So far, in stopping him from getting that money, politicians have blocked Mr Trump from implementing one of his key 2016 campaign pledges.

Senior Democrats warned the president that declaring a national emergency over the border wall would be a "lawless act" and a "gross abuse" of power.

The border bill, providing more than $300bn (£235bn) for homeland security, does not contain the money Mr Trump demanded for the wall but does contain cash for other border security measures.

The bill would provide $1.37bn (£1.7bn) to help build 55 miles of new physical barriers on the border - the same amount of cash as last year.

Congress passed the bill on Thursday and it now has to be signed by the president to become law.

But Democrat opponents appear set to launch a court challenge to Mr Trump's move on constitutional grounds.

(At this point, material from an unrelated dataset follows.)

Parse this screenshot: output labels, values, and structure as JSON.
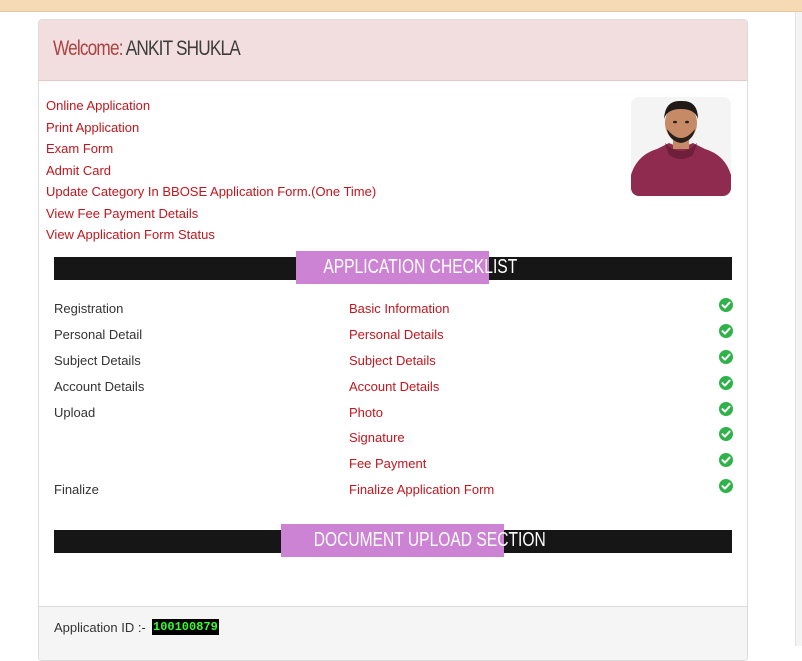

In a joint statement, Senate Democratic leader Chuck Schumer and Speaker of the House Nancy Pelosi criticised Mr Trump's announcement, insisting the situation on the border was not an emergency.

"Declaring a national emergency would be a lawless act, a gross abuse of the power of the presidency and a desperate attempt to distract from the fact that President Trump broke his core promise to have Mexico pay for his wall," they said.

"It is yet another demonstration of President Trump's naked contempt for the rule of law.

"This is not an emergency, and the president's fear-mongering doesn't make it one."

Asked by reporters whether she would file a legal challenge to the emergency declaration, Democrat Ms Pelosi said: "I may, that's an option."

She said the president, who claims he wants the wall to keep out Mexican criminals, would set a precedent with his emergency declaration that should be met with great unease and dismay by Republicans.

The White House has identified $2.7bn (£2.2bn) in funds previously provided by Congress that could be redirected to barrier funding as part of an emergency, according to a Reuters source.

And White House lawyers had looked at the figures and believed they would withstand a legal challenge, said the source.

The bipartisan legislation would provide more than $300bn to fund Homeland Security and a range of other federal agencies until 30 September, the end of the current fiscal year.

Funding is due to expire on Friday and if more money is not confirmed it would trigger another partial federal shutdown on Saturday morning.